> What the task requires
When you spot the word "types" in a line of the data below, copy that line.
== Segment start ==
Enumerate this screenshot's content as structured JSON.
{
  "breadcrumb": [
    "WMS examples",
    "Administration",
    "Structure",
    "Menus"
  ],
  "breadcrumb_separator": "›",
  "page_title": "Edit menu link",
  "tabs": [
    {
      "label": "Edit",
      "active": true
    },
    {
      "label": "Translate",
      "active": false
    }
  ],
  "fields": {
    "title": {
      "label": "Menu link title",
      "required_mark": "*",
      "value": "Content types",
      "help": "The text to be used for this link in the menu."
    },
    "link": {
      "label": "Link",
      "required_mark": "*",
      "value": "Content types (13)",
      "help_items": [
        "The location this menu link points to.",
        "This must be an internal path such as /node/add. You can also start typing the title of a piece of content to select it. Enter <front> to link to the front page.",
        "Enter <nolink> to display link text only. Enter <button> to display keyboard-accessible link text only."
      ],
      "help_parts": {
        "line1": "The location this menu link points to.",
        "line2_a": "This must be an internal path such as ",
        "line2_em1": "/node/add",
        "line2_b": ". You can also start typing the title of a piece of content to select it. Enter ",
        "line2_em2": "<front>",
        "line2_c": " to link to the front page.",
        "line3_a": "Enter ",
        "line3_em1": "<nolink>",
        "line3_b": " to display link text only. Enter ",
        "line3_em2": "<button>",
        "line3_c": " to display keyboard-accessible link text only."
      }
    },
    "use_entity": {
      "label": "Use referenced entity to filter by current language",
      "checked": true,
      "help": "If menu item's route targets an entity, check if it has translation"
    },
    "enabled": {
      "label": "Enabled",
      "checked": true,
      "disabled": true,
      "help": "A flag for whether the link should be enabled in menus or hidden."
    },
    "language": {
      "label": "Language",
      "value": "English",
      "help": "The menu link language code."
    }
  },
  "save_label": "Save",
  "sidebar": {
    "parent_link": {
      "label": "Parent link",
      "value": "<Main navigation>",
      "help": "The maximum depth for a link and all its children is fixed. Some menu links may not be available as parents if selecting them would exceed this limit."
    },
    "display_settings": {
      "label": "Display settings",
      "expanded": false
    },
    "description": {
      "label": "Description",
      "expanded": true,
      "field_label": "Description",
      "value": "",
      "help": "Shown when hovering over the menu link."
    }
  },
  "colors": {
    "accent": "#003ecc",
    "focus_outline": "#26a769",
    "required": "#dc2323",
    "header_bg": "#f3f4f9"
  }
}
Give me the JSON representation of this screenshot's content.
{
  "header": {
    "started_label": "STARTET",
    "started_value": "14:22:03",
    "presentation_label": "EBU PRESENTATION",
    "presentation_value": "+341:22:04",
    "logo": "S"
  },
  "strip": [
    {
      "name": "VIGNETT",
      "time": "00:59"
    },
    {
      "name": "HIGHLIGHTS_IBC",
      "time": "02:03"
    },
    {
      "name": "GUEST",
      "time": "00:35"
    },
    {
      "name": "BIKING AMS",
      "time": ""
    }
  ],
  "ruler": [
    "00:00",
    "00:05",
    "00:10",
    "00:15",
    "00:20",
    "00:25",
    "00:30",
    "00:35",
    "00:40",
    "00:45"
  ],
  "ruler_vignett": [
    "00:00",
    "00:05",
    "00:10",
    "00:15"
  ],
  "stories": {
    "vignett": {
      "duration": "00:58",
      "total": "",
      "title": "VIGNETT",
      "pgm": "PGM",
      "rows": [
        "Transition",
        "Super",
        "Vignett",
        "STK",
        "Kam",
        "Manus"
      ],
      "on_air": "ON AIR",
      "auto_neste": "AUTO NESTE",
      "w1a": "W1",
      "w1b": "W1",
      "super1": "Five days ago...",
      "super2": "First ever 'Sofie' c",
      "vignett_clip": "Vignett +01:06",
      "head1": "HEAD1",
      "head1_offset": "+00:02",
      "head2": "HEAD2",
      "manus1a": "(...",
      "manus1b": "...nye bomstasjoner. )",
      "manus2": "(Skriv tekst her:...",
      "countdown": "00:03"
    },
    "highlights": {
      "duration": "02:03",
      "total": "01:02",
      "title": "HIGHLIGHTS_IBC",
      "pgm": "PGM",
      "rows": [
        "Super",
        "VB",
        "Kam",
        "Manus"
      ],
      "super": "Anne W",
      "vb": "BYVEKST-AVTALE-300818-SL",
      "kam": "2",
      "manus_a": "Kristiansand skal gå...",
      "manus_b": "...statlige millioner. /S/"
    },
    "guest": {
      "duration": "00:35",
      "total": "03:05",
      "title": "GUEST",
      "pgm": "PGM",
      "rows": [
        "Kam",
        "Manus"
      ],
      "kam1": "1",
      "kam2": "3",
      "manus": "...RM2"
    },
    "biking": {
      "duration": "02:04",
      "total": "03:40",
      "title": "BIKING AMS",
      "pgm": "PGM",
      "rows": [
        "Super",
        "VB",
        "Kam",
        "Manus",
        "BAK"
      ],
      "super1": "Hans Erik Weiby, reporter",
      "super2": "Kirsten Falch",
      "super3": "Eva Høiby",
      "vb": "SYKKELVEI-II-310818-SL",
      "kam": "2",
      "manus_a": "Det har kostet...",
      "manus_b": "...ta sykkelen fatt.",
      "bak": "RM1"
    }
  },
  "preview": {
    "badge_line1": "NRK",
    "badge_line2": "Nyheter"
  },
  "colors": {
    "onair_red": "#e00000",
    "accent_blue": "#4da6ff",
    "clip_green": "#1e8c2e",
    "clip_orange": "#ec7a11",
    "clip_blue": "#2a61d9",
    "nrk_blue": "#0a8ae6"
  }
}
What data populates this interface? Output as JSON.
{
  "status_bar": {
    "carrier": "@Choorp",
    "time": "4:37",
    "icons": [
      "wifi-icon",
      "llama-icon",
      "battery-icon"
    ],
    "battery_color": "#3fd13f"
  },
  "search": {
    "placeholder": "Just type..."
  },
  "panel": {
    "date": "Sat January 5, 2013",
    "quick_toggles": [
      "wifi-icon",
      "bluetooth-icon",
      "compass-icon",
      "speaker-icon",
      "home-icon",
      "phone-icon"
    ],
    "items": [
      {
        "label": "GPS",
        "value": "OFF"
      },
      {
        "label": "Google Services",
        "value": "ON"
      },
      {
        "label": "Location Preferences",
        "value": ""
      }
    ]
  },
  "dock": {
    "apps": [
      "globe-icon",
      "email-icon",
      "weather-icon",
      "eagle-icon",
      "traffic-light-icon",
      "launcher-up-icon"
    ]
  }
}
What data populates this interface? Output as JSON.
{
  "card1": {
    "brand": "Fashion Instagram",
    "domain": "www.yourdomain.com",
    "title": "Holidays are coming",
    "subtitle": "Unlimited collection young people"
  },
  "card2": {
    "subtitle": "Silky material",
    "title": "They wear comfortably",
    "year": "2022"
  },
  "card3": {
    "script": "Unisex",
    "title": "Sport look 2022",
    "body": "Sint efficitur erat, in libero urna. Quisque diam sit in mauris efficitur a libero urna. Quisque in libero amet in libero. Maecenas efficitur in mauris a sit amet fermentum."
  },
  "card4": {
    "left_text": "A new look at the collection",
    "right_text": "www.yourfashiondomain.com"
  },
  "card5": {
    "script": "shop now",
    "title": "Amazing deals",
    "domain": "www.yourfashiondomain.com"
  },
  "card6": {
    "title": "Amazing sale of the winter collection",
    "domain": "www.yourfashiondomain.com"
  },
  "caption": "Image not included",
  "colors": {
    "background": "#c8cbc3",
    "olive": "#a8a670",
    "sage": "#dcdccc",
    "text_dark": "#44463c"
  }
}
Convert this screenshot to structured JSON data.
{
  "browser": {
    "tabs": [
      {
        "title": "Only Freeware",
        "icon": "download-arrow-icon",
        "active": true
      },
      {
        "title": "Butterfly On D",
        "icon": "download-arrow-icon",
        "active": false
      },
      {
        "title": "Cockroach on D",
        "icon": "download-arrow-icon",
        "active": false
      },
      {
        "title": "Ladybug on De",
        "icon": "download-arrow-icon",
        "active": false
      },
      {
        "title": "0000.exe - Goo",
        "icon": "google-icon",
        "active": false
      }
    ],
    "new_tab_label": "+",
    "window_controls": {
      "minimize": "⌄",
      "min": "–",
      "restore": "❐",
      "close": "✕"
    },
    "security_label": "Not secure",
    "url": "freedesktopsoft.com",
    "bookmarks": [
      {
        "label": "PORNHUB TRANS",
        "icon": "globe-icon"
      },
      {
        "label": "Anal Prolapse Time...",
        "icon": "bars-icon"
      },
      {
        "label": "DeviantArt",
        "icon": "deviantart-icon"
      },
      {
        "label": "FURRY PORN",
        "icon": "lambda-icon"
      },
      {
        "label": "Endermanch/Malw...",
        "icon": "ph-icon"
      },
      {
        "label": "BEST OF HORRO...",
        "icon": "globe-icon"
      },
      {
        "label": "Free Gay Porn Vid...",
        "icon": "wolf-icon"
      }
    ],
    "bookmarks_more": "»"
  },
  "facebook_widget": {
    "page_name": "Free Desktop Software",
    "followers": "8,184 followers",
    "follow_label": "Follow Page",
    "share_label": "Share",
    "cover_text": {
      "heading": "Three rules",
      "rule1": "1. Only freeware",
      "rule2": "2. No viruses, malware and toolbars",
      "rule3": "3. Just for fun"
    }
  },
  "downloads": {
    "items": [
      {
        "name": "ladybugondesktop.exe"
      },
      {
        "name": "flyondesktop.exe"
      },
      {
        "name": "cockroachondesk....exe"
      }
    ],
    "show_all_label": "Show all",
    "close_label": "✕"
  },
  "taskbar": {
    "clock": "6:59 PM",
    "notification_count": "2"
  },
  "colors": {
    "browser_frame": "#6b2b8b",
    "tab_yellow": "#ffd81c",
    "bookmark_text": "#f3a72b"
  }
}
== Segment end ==
> Completed exercise
      "value": "Content types",
      "value": "Content types (13)",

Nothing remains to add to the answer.